As such, slippage from previous government fiscal targets this financial year (2019-20) is now very likely.
The cuts, announced by Finance Minister Nirmala Sitharaman on September 20, will lower the base corporate tax rate to 22 per cent from 30 per cent for companies that do not seek exemptions, and reduce the rate for some new manufacturing companies to 15 per cent from 25 per cent.
Including surcharges and cesses (levies to raise funds for specific purposes), the effective corporate tax rate will drop by nearly 10 percentage points to 25.2 per cent.
The announcement follows other measures of the government to prop up slowing GDP growth adopted since May's general election. These include efforts to reduce red tape and boost foreign direct investments, and plans to consolidate the state-owned banks.
"We would characterise these and the latest tax cuts as structural reforms to improve competitiveness and efficiency (for example, by reducing the use of tax exemptions) rather than as cyclical stimulus measures," said Fitch in a statement.
As such, they may succeed in stimulating investment, although a positive growth impact is only likely over the medium term. A positive impact on FDI will be more likely if the tax cuts were accompanied by further measures to improve India's business environment.
In particular, corporate tax rates are likely to be only one in a list of factors determining investment decisions along with the legal environment, labour market regulations, infrastructure development and enhancements to the overall business climate.
Meanwhile, faltering domestic demand, a weak global trade environment, asset-quality challenges at banks and funding pressure on non-banking financial institutions have all contributed to an economic slowdown. GDP growth slowed for a fifth consecutive quarter in April to June quarter to 5 per cent, down from 8.1 per cent year-on-year.
The contribution of private consumption fell to 1.8 percentage points from an average of 4.6 percentage points in the preceding four quarters, while manufacturing grew by just 0.6 percentage points.
"Our FY19-20 forecast for India will be significantly lower than the 6.6 per cent in our June Global Economic Outlook, but the policy measures taken will likely support a gradual recovery in FY20-21 and FY21-22," said Fitch.
In contrast to the growth impact of tax cuts, the fiscal impact will be felt in this fiscal year. The government says the cuts will cost around 0.7 per cent of GDP in lower revenue -- about two-thirds to the central government and one-third for state governments.
Revenues this year are already behind target although the record annual transfer of 24.8 billion dollars from the Reserve Bank of India announced in August should largely fill this gap.
"Expenditure postponements are more difficult for the government given weak growth, and we expect the central government to miss its 3.3 per cent of GDP deficit target for FY19-20 by about 0.4 percentage points. We now expect a general government deficit of 7.5 per cent of GDP, well above the 'BBB' category median of 1.9 per cent."

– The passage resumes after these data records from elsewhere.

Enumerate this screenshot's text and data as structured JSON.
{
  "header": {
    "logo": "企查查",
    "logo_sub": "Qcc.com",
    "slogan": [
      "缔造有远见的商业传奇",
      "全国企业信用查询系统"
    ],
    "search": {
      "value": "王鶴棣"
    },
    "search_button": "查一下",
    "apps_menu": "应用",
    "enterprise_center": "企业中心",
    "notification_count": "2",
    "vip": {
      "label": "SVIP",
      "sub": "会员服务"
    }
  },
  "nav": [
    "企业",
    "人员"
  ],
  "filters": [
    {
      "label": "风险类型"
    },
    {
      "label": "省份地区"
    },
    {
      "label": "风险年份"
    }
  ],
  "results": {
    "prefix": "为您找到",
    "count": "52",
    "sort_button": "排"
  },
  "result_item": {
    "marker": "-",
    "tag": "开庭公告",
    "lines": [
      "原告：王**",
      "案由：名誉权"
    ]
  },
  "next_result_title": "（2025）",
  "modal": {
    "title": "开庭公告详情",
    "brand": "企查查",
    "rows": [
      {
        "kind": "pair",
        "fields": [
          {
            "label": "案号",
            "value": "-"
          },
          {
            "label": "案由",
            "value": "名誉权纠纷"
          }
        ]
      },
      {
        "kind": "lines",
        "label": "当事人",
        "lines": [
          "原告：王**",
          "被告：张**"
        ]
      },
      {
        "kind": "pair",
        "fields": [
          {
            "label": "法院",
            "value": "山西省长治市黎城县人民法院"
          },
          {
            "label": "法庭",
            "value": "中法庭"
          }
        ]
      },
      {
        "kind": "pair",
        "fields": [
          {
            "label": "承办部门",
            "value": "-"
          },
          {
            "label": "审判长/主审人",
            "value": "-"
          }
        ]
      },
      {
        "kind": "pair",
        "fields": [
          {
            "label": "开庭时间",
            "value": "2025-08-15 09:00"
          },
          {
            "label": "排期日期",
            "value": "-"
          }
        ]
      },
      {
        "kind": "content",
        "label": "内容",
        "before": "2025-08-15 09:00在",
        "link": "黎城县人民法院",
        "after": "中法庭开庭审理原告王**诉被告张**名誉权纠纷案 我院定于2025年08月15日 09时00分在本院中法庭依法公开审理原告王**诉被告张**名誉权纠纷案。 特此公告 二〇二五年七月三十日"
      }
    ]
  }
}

Fitch said this represents a change in its view on the fiscal stance from the July budget and underscores opinion that the general government debt ceiling of 60 per cent of GDP is unlikely to be met by March 2025, as stipulated by the Fiscal Responsibility and Budget Management Act, as this would require significant deficit reduction.
"The interplay of growth and fiscal policy is an important element of our Indian sovereign rating assessment. Higher sustained investment and growth rates without the creation of macroeconomic imbalances could be positive for India's credit profile while a rise in the government debt burden could be negative," said Fitch.